“My call was transferred around a few times until I got hold of Bush’s secretary and managed to book a call meeting with Bush the following Monday evening,” Vifill Atlason, 16, told Reuters.
The teen-ager posed as Icelandic President Olafur Ragnar Grimsson when he made the call on Dec 1.
Icelandic police turned up at his door two days later — the day of the planned call — and took him in for questioning.
“They told me the CIA had called the National Commissioner of the Icelandic police and asked if the police could try and find out where I received that phone number from,” said Atlason.
The teen-ager said he was unable to recall where he discovered the telephone number for the White House.
“I know I’ve had it on my phone card for at least 4 years now and that an Icelandic friend gave it to me, but I don’t remember who,” he said.
At a White House news conference Monday, Bush spokeswoman Dana Perino said her understanding was that Atlason had called a public line “that anybody can call,” according to a transcript.
Local police confirmed the National Security Unit at the national police headquarters had asked them to bring Atlason in.
Jon Bjartmarz, Chief Superintendent at Iceland’s national police headquarters, said Icelandic police had not spoken to their U.S. counterparts about the matter.

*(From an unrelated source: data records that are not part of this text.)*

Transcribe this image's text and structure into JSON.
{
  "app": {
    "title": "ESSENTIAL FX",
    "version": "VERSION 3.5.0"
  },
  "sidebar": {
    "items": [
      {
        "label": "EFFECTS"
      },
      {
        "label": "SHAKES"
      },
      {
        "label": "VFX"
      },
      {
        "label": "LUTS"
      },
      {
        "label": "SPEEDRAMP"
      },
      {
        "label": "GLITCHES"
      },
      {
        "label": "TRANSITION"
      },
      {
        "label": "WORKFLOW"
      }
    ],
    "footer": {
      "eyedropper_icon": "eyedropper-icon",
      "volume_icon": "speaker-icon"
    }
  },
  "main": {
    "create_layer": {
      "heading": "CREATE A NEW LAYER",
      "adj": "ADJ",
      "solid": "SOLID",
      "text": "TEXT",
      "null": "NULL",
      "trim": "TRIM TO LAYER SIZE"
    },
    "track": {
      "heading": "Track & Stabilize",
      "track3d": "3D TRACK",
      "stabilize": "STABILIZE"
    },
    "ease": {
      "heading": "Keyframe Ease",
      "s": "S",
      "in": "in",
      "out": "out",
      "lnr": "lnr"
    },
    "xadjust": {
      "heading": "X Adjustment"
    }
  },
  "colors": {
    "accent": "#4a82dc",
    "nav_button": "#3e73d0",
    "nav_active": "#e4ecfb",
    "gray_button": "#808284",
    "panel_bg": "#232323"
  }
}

He declined to say how police were tipped off about Atlason’s call.
“As far as we’re concerned, there will not be any further investigation, and I don’t know if the American government is taking any action because of this,” he said.